One steamy July day years ago, I visited El Ocotillo School near the San Pedro Sula garbage dump in Honduras. The school setting, four posts holding up a scrap metal roof, along with the locals’ appearance and the dump’s stench, was impossible to ignore.
Our greeter, Don Delio (featured above), was President of a group called the Dump Dwellers of El Ocotillo, the name given to the San Pedro Sula garbage dump community. I expected Don Delio, a man in his 50’s, to deliver a long, boring speech. As two representatives from the local authorities, two other visitors, and I found places in the overcrowded “room,” Don Delio strode to the center of the space, acknowledged us, and began his speech.
“Thank you for coming to this area where no one wants to come.” Then, he surprised me. “Not all minds are equal,” he said. “They are not the same.”
Like American Idol’s Simon Cowell making a quick transition from staring down to looking straight at a performer in awe, I could not help but gaze directly at Don Delio. I raised my head to look straight into his face and confirm he really was the person speaking.
Each mind, he explained, is different and needs a different education. Some minds are more intellectual, while others are more artistic. He spoke to us about recognizing the need to educate El Ocotillo’s youth. He asked us to give the people of El Ocotillo the opportunity to study and become educated, to learn about the world but also about themselves.
“We each have an obligation to learn about ourselves, to be able to understand ourselves as well as our neighbors,” he stated.
His was a call for peace through education. I did not expect to hear such an eloquent argument from someone who never attended school and was barely literate. I had to wonder about the person Don Delio might have been had he been born in a place with better educational opportunities.
His seven-minute speech moved me with great pride in the work we do at International Samaritan.
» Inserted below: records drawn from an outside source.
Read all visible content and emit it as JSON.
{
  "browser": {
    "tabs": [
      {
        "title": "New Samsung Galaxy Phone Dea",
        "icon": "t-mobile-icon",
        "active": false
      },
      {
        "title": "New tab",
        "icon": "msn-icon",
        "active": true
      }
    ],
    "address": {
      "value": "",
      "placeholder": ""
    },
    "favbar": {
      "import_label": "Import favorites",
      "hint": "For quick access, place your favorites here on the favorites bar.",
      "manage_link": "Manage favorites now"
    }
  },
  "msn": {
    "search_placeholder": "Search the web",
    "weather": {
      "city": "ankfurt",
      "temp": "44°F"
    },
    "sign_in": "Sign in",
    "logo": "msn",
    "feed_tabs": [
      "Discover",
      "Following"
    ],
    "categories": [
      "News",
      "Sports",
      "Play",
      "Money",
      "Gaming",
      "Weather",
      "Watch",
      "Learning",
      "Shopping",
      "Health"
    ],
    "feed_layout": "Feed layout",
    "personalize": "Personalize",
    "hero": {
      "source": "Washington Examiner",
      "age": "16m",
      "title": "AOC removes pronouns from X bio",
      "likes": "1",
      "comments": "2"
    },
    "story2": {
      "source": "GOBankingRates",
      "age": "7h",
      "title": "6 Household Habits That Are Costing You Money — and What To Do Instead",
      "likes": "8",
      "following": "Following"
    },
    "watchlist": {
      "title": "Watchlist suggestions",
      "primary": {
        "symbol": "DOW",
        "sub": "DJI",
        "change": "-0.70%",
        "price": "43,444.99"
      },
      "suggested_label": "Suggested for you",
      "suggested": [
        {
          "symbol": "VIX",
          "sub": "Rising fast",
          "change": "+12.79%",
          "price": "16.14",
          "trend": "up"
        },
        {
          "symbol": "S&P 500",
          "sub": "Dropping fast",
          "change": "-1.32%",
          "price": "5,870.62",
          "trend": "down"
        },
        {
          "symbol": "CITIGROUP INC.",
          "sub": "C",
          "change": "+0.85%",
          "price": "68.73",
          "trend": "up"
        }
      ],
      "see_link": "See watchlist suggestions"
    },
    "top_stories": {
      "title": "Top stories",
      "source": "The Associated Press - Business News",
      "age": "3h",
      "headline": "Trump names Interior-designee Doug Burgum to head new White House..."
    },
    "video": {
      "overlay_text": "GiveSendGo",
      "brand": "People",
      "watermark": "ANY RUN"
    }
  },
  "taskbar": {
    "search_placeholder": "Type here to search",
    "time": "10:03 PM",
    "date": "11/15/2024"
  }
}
We alleviate poverty, create opportunities, and provide hope to those who are hopeless, those living in the most severe, chronic poverty that exists – in garbage dumps throughout the developing world.
Some weeks after we met, Don Delio disappeared. I was told he had enemies who wished him harm. Some think he was killed, while others believe he managed to flee the area. In any case, I never laid eyes on Don Delio again.
But each time I visit our service sites, I see many “Delios,” men and women, boys and girls with inquisitive minds eager to grow and flourish. Not every mind is equal, and not every heart is the same.
Because you took the time to read this story, I know you have the heart of a Samaritan. I pray you will answer the call to sponsor these promising minds in our programs, and give these “Delios” a chance for a better life.
Oscar Dussán | President